Aluminum clubs seem to be growing in favor. Their increasing popularity is not merely a fad; it rests upon something more substantial than passing fancy or caprice - a recognition of the fact that they possess certain inherent qualities of superiority over the iron clubs now in use.

The first of these clubs that attracted attention was the Mills putter - a reproduction of an old Philp wooden putter. Its success was instantaneous. It may be said to combine all the merits of the wooden putter without any of its demerits. Being made of metal, it is not affected by weather conditions; it is impervious to rain or heat, and therefore the face never becomes spongy or cracks; there is no horn, and no lead to get out of place and affect the balance - and it is practically indestructible.

The chief objections which lie against the wooden putter may be summarized as follows: it imparts too much run to the ball commensurate with the force employed, and is therefore objectionable on a keen green, except to the naturally good putter; it is a very difficult matter to get the lead put in exactly right; the face is not homogeneous, by reason of the inset of horn on the sole, and it gets more or less spongy in wet weather, and wet also provokes cracks; and it does not last so long as its metal brethren.

The more salient countervailing advantages of its aluminum prototype have already been mentioned. To these may be added the fact that, being homogeneous throughout, it is much easier to get the centre of gravity positively fixed and determinate with absolute uniformity in each and every model; and this centre of gravity being right in the middle of the club, no long apprenticeship has to be served, as in the case of the wooden putter - and also to some extent with all iron clubs - to ascertain the particular point with which the ball should be struck to cause it to run straight. Then, again, the ball does not jump off the face, or run quite so far, as with the wooden weapon. Its shape, moreover, encourages a disposition to go through the ball with the stroke rather than hit it; and, having a wider sole than any iron putter, it finds, automatically, the natural and correct angle. In this respect it possesses a marked advantage over irons.

Copying the wooden putter having proved such a practical success, it was a natural and easy step to take up the manufacture of the old-time spoons, in aluminum. This reversion to first principles is somewhat interesting.

The limited longevity of the wooden spoons and the greater range of work of which irons - virtually indestructible - were capable in the hands of first - class players, notably young Tommy Morris, gradually led to the almost universal employment of the latter. There was not the care bestowed on courses then as at present, and poor lies were more frequently encountered.
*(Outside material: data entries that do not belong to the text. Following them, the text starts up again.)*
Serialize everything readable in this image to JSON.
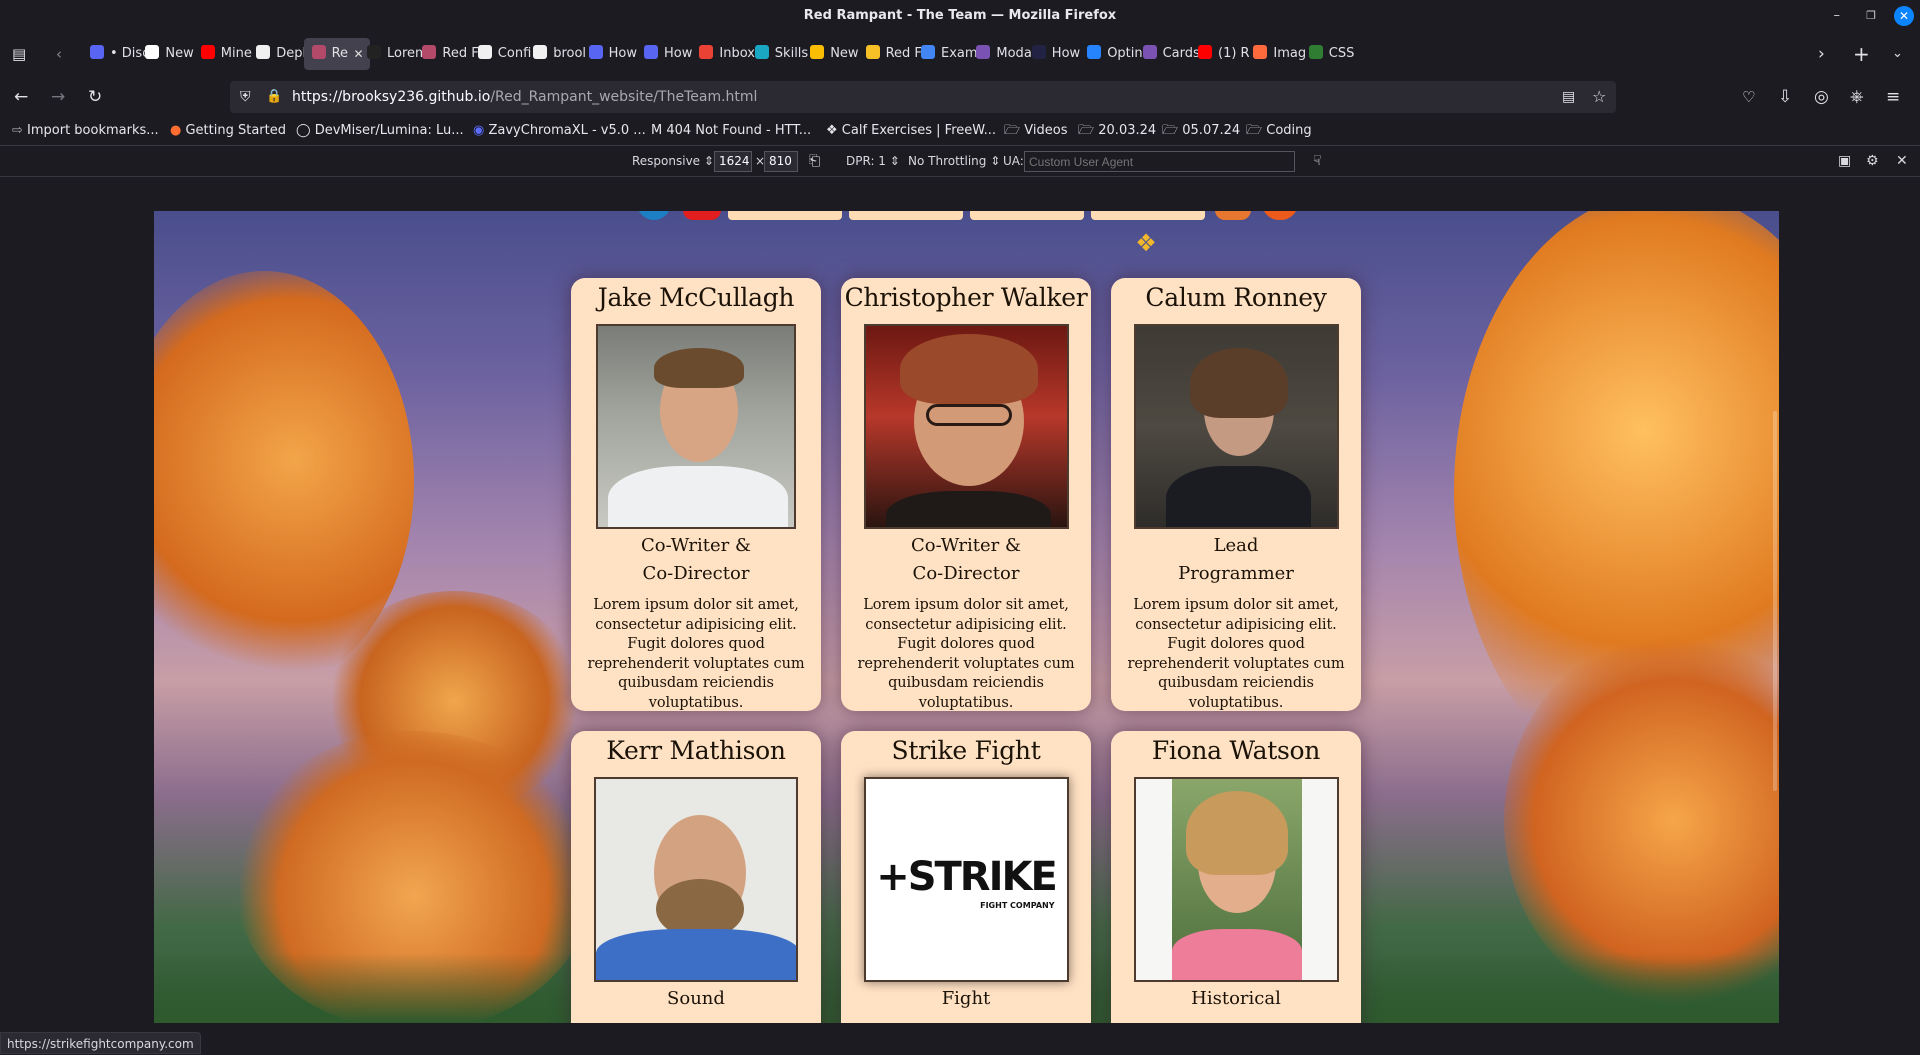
{
  "window": {
    "title": "Red Rampant - The Team — Mozilla Firefox"
  },
  "tabs": [
    {
      "label": "• Disc",
      "color": "#5865f2"
    },
    {
      "label": "New",
      "color": "#ffffff"
    },
    {
      "label": "Mine",
      "color": "#ff0000"
    },
    {
      "label": "Depl",
      "color": "#f0f0f0"
    },
    {
      "label": "Re",
      "color": "#b44a6a",
      "active": true
    },
    {
      "label": "Lorem",
      "color": "#222222"
    },
    {
      "label": "Red F",
      "color": "#b44a6a"
    },
    {
      "label": "Confi",
      "color": "#f0f0f0"
    },
    {
      "label": "brool",
      "color": "#f0f0f0"
    },
    {
      "label": "How",
      "color": "#5865f2"
    },
    {
      "label": "How",
      "color": "#5865f2"
    },
    {
      "label": "Inbox",
      "color": "#ea4335"
    },
    {
      "label": "Skills",
      "color": "#1aa7c4"
    },
    {
      "label": "New",
      "color": "#fbbc04"
    },
    {
      "label": "Red F",
      "color": "#f6c026"
    },
    {
      "label": "Exam",
      "color": "#4285f4"
    },
    {
      "label": "Moda",
      "color": "#7952b3"
    },
    {
      "label": "How",
      "color": "#222244"
    },
    {
      "label": "Optin",
      "color": "#2684ff"
    },
    {
      "label": "Cards",
      "color": "#7952b3"
    },
    {
      "label": "(1) R",
      "color": "#ff0000"
    },
    {
      "label": "Imag",
      "color": "#ff6a3d"
    },
    {
      "label": "CSS",
      "color": "#2e7d32"
    }
  ],
  "toolbar": {
    "url_host": "https://brooksy236.github.io",
    "url_path": "/Red_Rampant_website/TheTeam.html"
  },
  "bookmarks": [
    "Import bookmarks...",
    "Getting Started",
    "DevMiser/Lumina: Lu...",
    "ZavyChromaXL - v5.0 ...",
    "404 Not Found - HTT...",
    "Calf Exercises | FreeW...",
    "Videos",
    "20.03.24",
    "05.07.24",
    "Coding"
  ],
  "responsive": {
    "mode": "Responsive",
    "width": "1624",
    "height": "810",
    "times": "×",
    "dpr": "DPR: 1",
    "throttling": "No Throttling",
    "ua_label": "UA:",
    "ua_placeholder": "Custom User Agent"
  },
  "team": [
    {
      "name": "Jake McCullagh",
      "role_line1": "Co-Writer &",
      "role_line2": "Co-Director",
      "bio": "Lorem ipsum dolor sit amet, consectetur adipisicing elit. Fugit dolores quod reprehenderit voluptates cum quibusdam reiciendis voluptatibus."
    },
    {
      "name": "Christopher Walker",
      "role_line1": "Co-Writer &",
      "role_line2": "Co-Director",
      "bio": "Lorem ipsum dolor sit amet, consectetur adipisicing elit. Fugit dolores quod reprehenderit voluptates cum quibusdam reiciendis voluptatibus."
    },
    {
      "name": "Calum Ronney",
      "role_line1": "Lead",
      "role_line2": "Programmer",
      "bio": "Lorem ipsum dolor sit amet, consectetur adipisicing elit. Fugit dolores quod reprehenderit voluptates cum quibusdam reiciendis voluptatibus."
    },
    {
      "name": "Kerr Mathison",
      "role_line1": "Sound",
      "role_line2": "",
      "bio": ""
    },
    {
      "name": "Strike Fight",
      "role_line1": "Fight",
      "role_line2": "",
      "bio": "",
      "logo_text": "+STRIKE",
      "logo_sub": "FIGHT COMPANY"
    },
    {
      "name": "Fiona Watson",
      "role_line1": "Historical",
      "role_line2": "",
      "bio": ""
    }
  ],
  "statusbar": {
    "text": "https://strikefightcompany.com"
  }
}
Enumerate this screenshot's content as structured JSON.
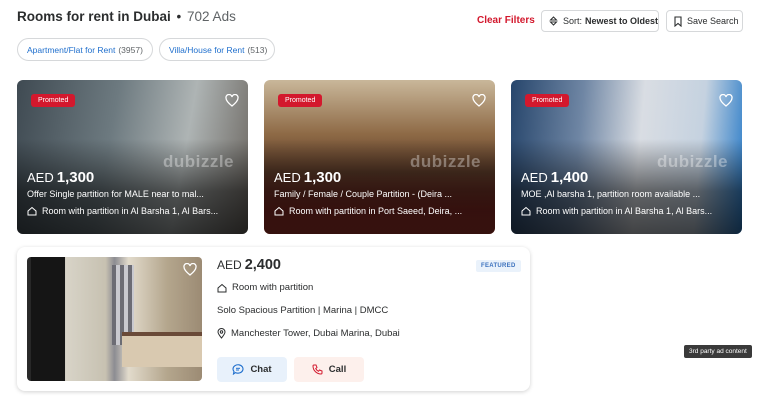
{
  "header": {
    "title": "Rooms for rent in Dubai",
    "separator": "•",
    "ads_count": "702 Ads",
    "clear_filters": "Clear Filters",
    "sort_label": "Sort:",
    "sort_value": "Newest to Oldest",
    "save_search": "Save Search"
  },
  "chips": [
    {
      "label": "Apartment/Flat for Rent",
      "count": "(3957)"
    },
    {
      "label": "Villa/House for Rent",
      "count": "(513)"
    }
  ],
  "listings": [
    {
      "badge": "Promoted",
      "currency": "AED",
      "price": "1,300",
      "title": "Offer Single partition for MALE near to mal...",
      "type_location": "Room with partition in Al Barsha 1, Al Bars...",
      "watermark": "dubizzle"
    },
    {
      "badge": "Promoted",
      "currency": "AED",
      "price": "1,300",
      "title": "Family / Female / Couple Partition - (Deira ...",
      "type_location": "Room with partition in Port Saeed, Deira, ...",
      "watermark": "dubizzle"
    },
    {
      "badge": "Promoted",
      "currency": "AED",
      "price": "1,400",
      "title": "MOE ,Al barsha 1, partition room available ...",
      "type_location": "Room with partition in Al Barsha 1, Al Bars...",
      "watermark": "dubizzle"
    }
  ],
  "featured": {
    "currency": "AED",
    "price": "2,400",
    "badge": "FEATURED",
    "type": "Room with partition",
    "title": "Solo Spacious Partition | Marina | DMCC",
    "location": "Manchester Tower, Dubai Marina, Dubai",
    "chat_label": "Chat",
    "call_label": "Call"
  },
  "third_party_label": "3rd party ad content",
  "colors": {
    "brand_red": "#d3182d",
    "link_blue": "#1f6fcd",
    "chat_bg": "#e8f1fb",
    "call_bg": "#fdf0ec"
  },
  "icons": [
    "sort-icon",
    "bookmark-icon",
    "heart-icon",
    "home-icon",
    "location-pin-icon",
    "chat-icon",
    "phone-icon"
  ]
}
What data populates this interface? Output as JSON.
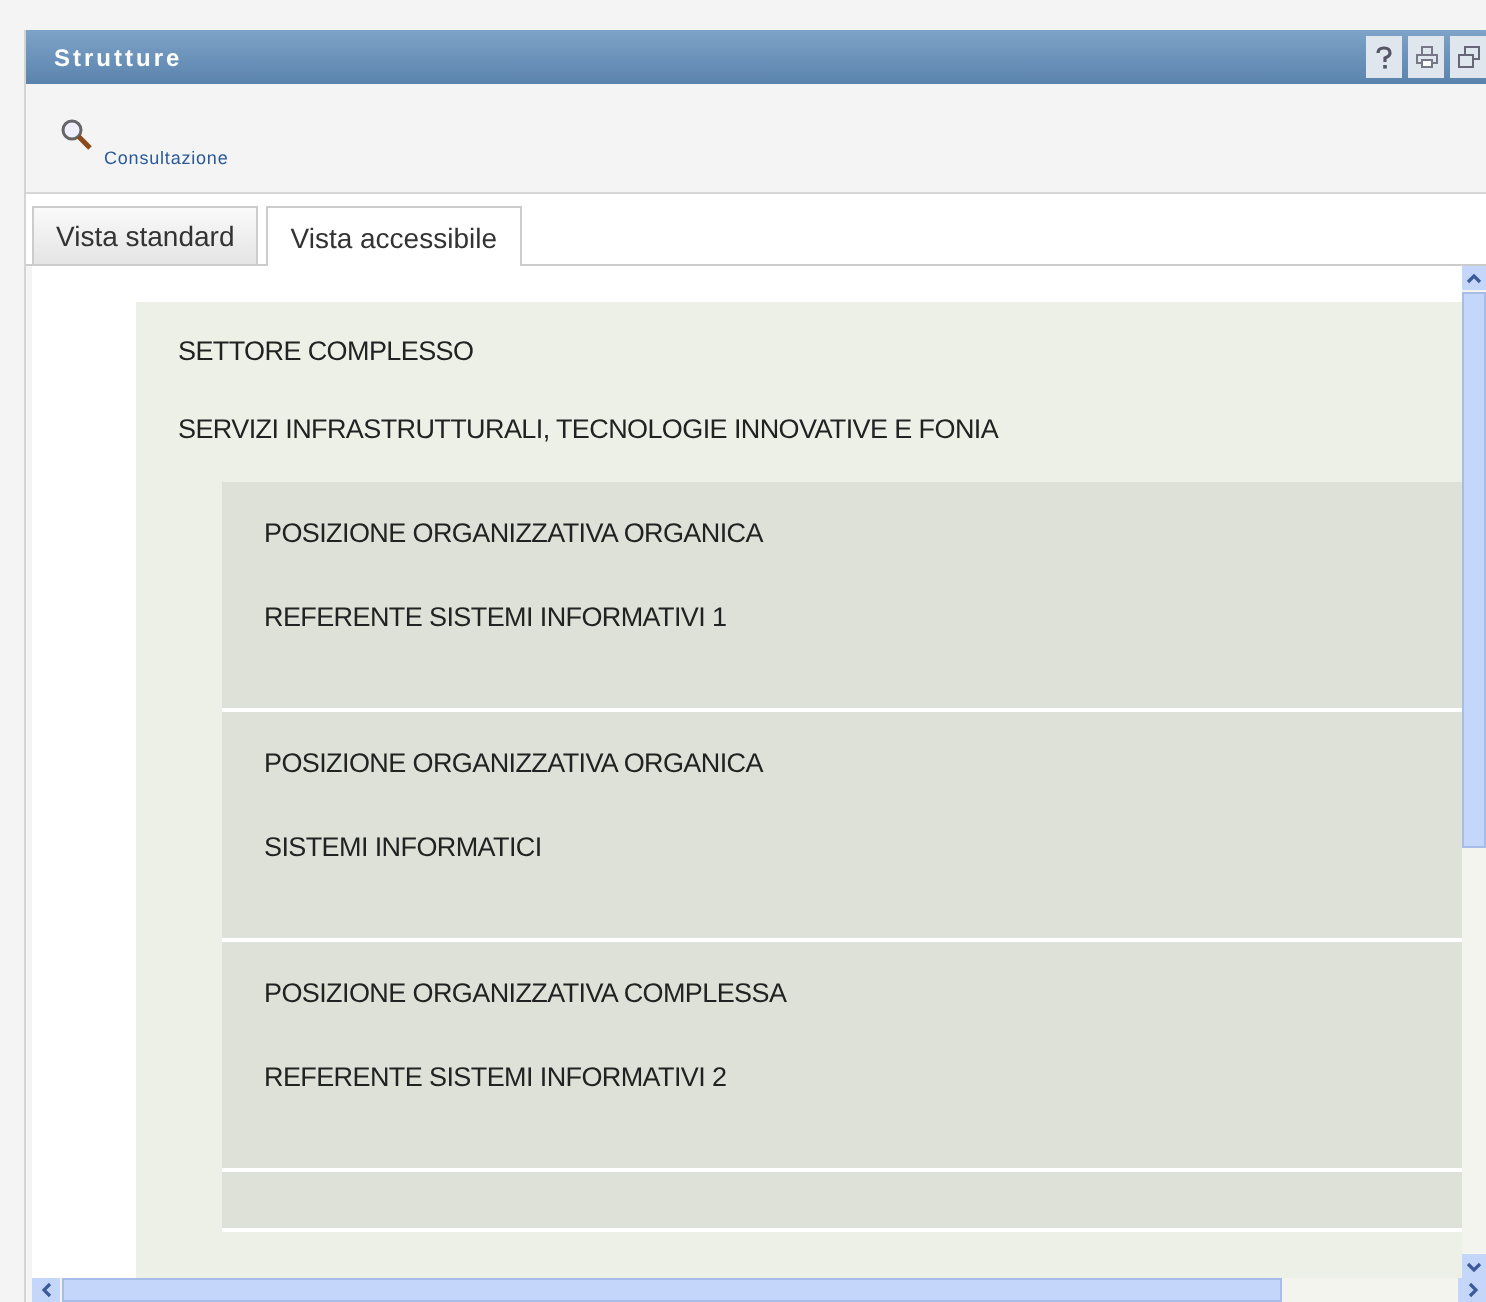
{
  "window": {
    "title": "Strutture"
  },
  "toolbar": {
    "link": "Consultazione"
  },
  "tabs": [
    {
      "label": "Vista standard",
      "selected": false
    },
    {
      "label": "Vista accessibile",
      "selected": true
    }
  ],
  "structure": {
    "type": "SETTORE COMPLESSO",
    "name": "SERVIZI INFRASTRUTTURALI, TECNOLOGIE INNOVATIVE E FONIA",
    "children": [
      {
        "type": "POSIZIONE ORGANIZZATIVA ORGANICA",
        "name": "REFERENTE SISTEMI INFORMATIVI 1"
      },
      {
        "type": "POSIZIONE ORGANIZZATIVA ORGANICA",
        "name": "SISTEMI INFORMATICI"
      },
      {
        "type": "POSIZIONE ORGANIZZATIVA COMPLESSA",
        "name": "REFERENTE SISTEMI INFORMATIVI 2"
      }
    ]
  }
}
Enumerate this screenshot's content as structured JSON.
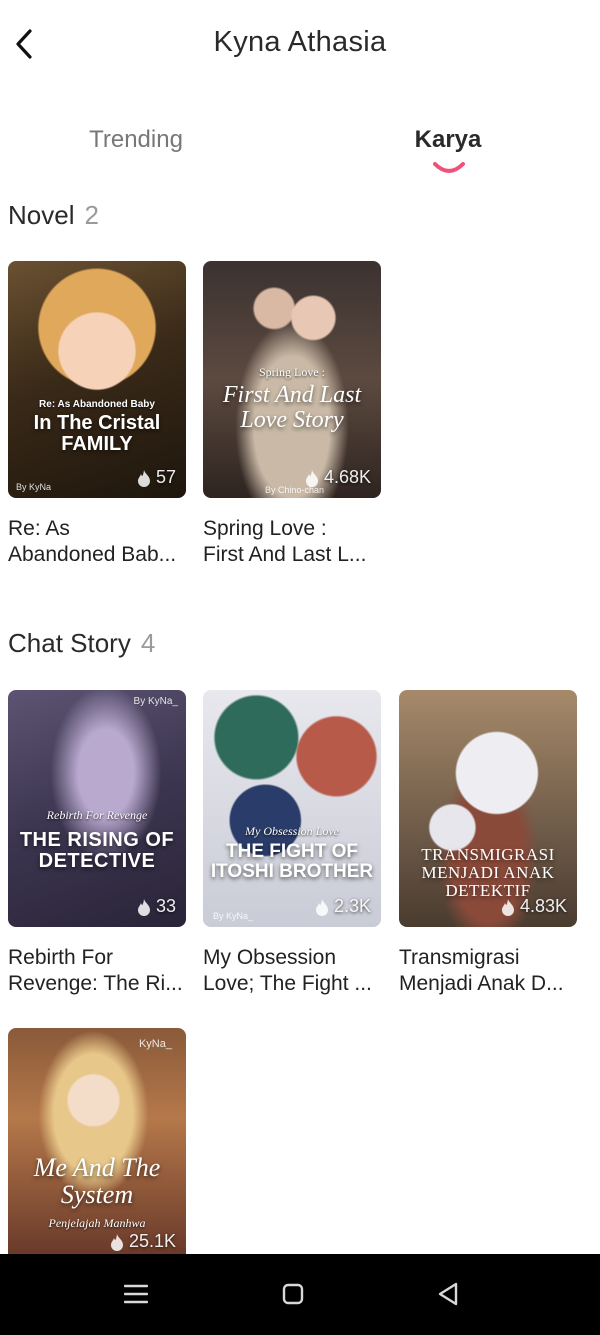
{
  "header": {
    "title": "Kyna Athasia",
    "back_icon": "chevron-left-icon"
  },
  "tabs": [
    {
      "label": "Trending",
      "active": false
    },
    {
      "label": "Karya",
      "active": true
    }
  ],
  "accent_color": "#f0507a",
  "sections": {
    "novel": {
      "title": "Novel",
      "count": "2",
      "items": [
        {
          "cover_sub": "Re: As Abandoned Baby",
          "cover_title": "In The Cristal FAMILY",
          "cover_author": "By KyNa",
          "stat": "57",
          "title_line1": "Re: As",
          "title_line2": "Abandoned Bab..."
        },
        {
          "cover_sub": "Spring Love :",
          "cover_title": "First And Last Love Story",
          "cover_author": "By Chino-chan",
          "stat": "4.68K",
          "title_line1": "Spring Love :",
          "title_line2": "First And Last L..."
        }
      ]
    },
    "chat_story": {
      "title": "Chat Story",
      "count": "4",
      "items": [
        {
          "cover_sub": "Rebirth For Revenge",
          "cover_title": "THE RISING OF DETECTIVE",
          "cover_author": "By KyNa_",
          "stat": "33",
          "title_line1": "Rebirth For",
          "title_line2": "Revenge: The Ri..."
        },
        {
          "cover_sub": "My Obsession Love",
          "cover_title": "THE FIGHT OF ITOSHI BROTHER",
          "cover_author": "By KyNa_",
          "stat": "2.3K",
          "title_line1": "My Obsession",
          "title_line2": "Love; The Fight ..."
        },
        {
          "cover_sub": "",
          "cover_title": "TRANSMIGRASI MENJADI ANAK DETEKTIF",
          "cover_author": "",
          "stat": "4.83K",
          "title_line1": "Transmigrasi",
          "title_line2": "Menjadi Anak D..."
        },
        {
          "cover_sub": "Penjelajah Manhwa",
          "cover_title": "Me And The System",
          "cover_author": "KyNa_",
          "stat": "25.1K",
          "title_line1": "",
          "title_line2": ""
        }
      ]
    }
  },
  "nav": {
    "menu_icon": "menu-icon",
    "home_icon": "home-square-icon",
    "back_icon": "back-triangle-icon"
  }
}
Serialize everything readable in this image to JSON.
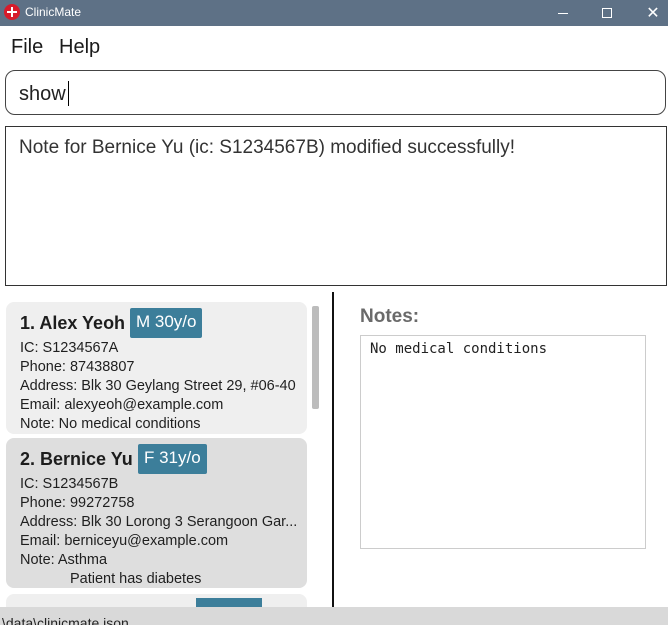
{
  "window": {
    "title": "ClinicMate",
    "app_icon": "medical-cross-icon",
    "min_icon": "minimize-icon",
    "max_icon": "maximize-icon",
    "close_glyph": "✕"
  },
  "menu": {
    "file": "File",
    "help": "Help"
  },
  "command": {
    "value": "show"
  },
  "result": {
    "message": "Note for Bernice Yu (ic: S1234567B) modified successfully!"
  },
  "patients": [
    {
      "index_name": "1.  Alex Yeoh",
      "badge": "M 30y/o",
      "ic": "IC: S1234567A",
      "phone": "Phone: 87438807",
      "address": "Address: Blk 30 Geylang Street 29, #06-40",
      "email": "Email: alexyeoh@example.com",
      "note": "Note: No medical conditions"
    },
    {
      "index_name": "2.  Bernice Yu",
      "badge": "F 31y/o",
      "ic": "IC: S1234567B",
      "phone": "Phone: 99272758",
      "address": "Address: Blk 30 Lorong 3 Serangoon Gar...",
      "email": "Email: berniceyu@example.com",
      "note": "Note: Asthma",
      "note_line2": "Patient has diabetes"
    }
  ],
  "notes": {
    "label": "Notes:",
    "content": "No medical conditions"
  },
  "status": {
    "path": "\\data\\clinicmate.json"
  },
  "colors": {
    "titlebar": "#5e7186",
    "badge": "#3c7e9a",
    "selected_card": "#dedede",
    "card": "#efefef"
  }
}
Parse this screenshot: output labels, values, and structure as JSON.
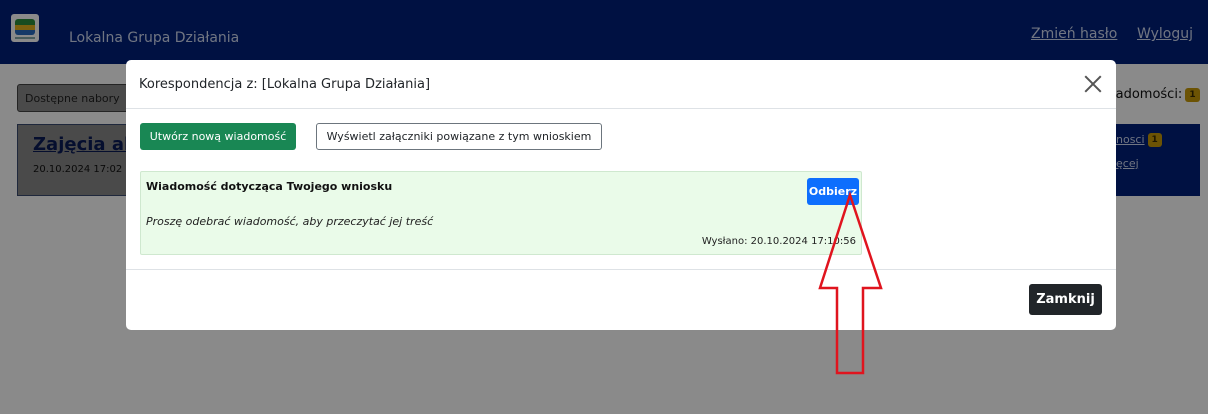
{
  "app": {
    "brand": "Lokalna Grupa Działania",
    "nav": {
      "change_password": "Zmień hasło",
      "logout": "Wyloguj"
    }
  },
  "background": {
    "filter_label": "Dostępne nabory",
    "messages_label": "iadomości:",
    "messages_count": "1",
    "card_title": "Zajęcia akty",
    "card_date": "20.10.2024 17:02 |",
    "right_links": [
      {
        "label": "nosci",
        "badge": "1"
      },
      {
        "label": "ęcej"
      }
    ]
  },
  "modal": {
    "title": "Korespondencja z: [Lokalna Grupa Działania]",
    "new_message_button": "Utwórz nową wiadomość",
    "attachments_button": "Wyświetl załączniki powiązane z tym wnioskiem",
    "message": {
      "title": "Wiadomość dotycząca Twojego wniosku",
      "receive_button": "Odbierz",
      "body": "Proszę odebrać wiadomość, aby przeczytać jej treść",
      "sent": "Wysłano: 20.10.2024 17:10:56"
    },
    "close_button": "Zamknij"
  },
  "colors": {
    "navbar": "#00207a",
    "success": "#198754",
    "primary": "#0d6efd",
    "dark": "#212529",
    "message_bg": "#eafbe9",
    "annotation_arrow": "#e0141e",
    "badge": "#c89a08"
  },
  "icons": {
    "close": "close-icon",
    "logo": "logo-icon",
    "annotation": "up-arrow-icon"
  }
}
With the narrow sole of an iron it was easier to nip the ball out of a bad lie - as it is now, even with any kind of aluminum club, plentiful though the various models are. Nowadays, however, the lies on most courses are so generally good through the green, and spoons are so much easier to play with than irons - even out of long grass, if one should get off the course, as who does not? - that they are bound to come into favor again, slowly, perhaps, but surely. But they will not be made wholly of wood, as of yore.

Aluminum clubs may now be obtained to cover the entire set. Personally, I do not find any advantage in the driver or brassey, but for the rest I think there are certain points of merit. In the first place, as already remarked, the centre of gravity - unlike most irons - resides in the centre of the head, irrespective of the model; consequently there is less liability of slicing or pulling. Then, again, the broader sole admits of more margin for error and does not demand the same degree of accuracy, for if the ground be struck behind the ball the stroke is not robbed of any material power; the broader sole prevents the club sinking into the ground to far less extent than with an iron; it skids more along the surface, and does not dig up anything like the same amount of turf to come between the club head and the ball that an iron does in like circumstances.

Out of long grass an aluminum club is much better than an iron, both for distance and accuracy. With most irons- depending largely on the length of the socket or hose the actual centre of gravity lies more towards the heel; consequently the resistance offered by the grass before the ball is reached does not act uniformly on either side of the centre of the face. The toe is slightly pulled in and the ball does not rise so quickly, and is also more or less hooked. With aluminums it is different; the centre of gravity is right in the centre of the head; pressure is thereby exerted evenly, and there is not the same chance of a twist creeping in.

Another good feature of these clubs is that the degree of angle of the face, or the lie, may very easily be changed to suit individual tastes by the simple use of a file; or lead may be added to increase the weight, if desired another point that may perhaps be worthy of notice is that aluminums never rust, and, consequently, never require cleaning.

The Rules Of Golf As Approved By The Royal And Ancient Golf Club Of St. Andrews And as Amended by The United States Golf Association.